How to get Mountaineers to participate
Most West Virginians are familiar with the warning about not cutting off one’s nose to spite one’s face. They draw that advice to the attention of those who show dislike and distrust of government by not participating in the Census.
It means that folks should avoid actions intended to harm others but which may hurt them, too.
So it is with the Census, which must by law be conducted every 10 years.
In West Virginia, Gov. Jim Justice has established the Complete Count Commission in an attempt to ensure that each and every resident of the Mountain State is counted during the 2020 Census. That is important for various reasons, as we have pointed out previously.
Among them is that if the Census count of West Virginians is too low, the state may lose one of its three members of the U.S. House of Representatives.
In addition, many federal programs rely on population counts in municipalities, counties and states. Bottom line: The fewer people a state has, as recorded by the Census, the less federal funding it will receive.
During their meeting Wednesday, members of the governor’s commission discussed how to proceed. A first step was setting up committees to deal with various aspects of the challenge.
One of those committees is on minority affairs. Committee member Jill Upson, who also is executive director of the state’ Herbert Henderson Office of Minority Affairs, told MetroNews that, “93Minorities, specifically people of color, have traditionally had a distrust of government entities. Educating those with such a dislike of government about the importance of participating in the Census — and about the agency’s excellent record of keeping private information confidential — is important, Ms. Upson said.
But she misses an important point in West Virginia. More than a few analysts have noted that many people — regardless of race — who live in Appalachia exhibit higher mistrust of government than those in most other regions.

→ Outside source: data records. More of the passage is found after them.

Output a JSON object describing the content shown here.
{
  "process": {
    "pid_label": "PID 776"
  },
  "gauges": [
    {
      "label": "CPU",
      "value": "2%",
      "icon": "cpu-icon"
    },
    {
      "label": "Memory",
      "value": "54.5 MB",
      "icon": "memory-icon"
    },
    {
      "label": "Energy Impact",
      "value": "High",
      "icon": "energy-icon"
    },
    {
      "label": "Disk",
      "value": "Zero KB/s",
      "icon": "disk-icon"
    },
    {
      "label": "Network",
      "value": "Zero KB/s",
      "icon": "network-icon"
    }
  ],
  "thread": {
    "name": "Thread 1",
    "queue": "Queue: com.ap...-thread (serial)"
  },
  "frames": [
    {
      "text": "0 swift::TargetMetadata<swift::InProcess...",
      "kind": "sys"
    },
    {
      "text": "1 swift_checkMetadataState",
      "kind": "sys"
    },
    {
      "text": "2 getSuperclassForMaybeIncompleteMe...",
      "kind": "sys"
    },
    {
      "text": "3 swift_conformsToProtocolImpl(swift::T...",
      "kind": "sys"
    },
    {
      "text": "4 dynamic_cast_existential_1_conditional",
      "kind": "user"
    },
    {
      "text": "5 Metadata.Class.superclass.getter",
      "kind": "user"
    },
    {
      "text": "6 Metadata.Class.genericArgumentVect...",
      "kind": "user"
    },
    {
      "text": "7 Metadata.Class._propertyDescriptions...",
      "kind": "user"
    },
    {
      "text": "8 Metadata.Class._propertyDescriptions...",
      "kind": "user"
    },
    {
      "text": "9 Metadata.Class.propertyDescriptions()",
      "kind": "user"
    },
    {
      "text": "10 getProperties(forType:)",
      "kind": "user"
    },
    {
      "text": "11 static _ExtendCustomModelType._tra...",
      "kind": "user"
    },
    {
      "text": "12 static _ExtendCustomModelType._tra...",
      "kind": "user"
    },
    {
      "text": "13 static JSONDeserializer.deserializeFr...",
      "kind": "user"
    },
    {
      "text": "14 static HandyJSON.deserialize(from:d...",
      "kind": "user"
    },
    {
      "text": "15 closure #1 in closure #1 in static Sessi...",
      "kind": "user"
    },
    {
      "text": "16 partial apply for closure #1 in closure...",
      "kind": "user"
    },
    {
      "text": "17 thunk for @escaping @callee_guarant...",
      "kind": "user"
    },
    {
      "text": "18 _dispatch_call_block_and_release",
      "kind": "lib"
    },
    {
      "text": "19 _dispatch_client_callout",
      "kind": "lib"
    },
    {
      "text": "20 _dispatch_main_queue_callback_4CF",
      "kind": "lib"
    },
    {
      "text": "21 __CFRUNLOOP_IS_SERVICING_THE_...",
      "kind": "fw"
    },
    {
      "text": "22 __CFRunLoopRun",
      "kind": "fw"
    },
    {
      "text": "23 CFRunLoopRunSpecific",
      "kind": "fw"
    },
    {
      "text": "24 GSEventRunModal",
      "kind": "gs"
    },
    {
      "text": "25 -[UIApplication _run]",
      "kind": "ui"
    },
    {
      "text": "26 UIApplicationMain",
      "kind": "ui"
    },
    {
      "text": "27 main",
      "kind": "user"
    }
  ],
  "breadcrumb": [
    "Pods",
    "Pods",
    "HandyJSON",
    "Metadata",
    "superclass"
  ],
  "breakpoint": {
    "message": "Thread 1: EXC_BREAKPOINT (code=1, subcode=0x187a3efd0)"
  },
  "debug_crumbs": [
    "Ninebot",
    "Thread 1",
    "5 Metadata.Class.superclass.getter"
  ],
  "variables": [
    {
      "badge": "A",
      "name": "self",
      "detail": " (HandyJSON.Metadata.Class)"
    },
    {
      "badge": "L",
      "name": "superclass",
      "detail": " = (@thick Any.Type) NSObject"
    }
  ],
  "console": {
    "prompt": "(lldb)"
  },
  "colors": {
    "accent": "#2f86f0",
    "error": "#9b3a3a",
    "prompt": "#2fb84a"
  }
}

Finding some way of increasing Census participation by West Virginians — all West Virginians — is critical. Members of Mr. Justice’s commission simply must find a way to solve that puzzle.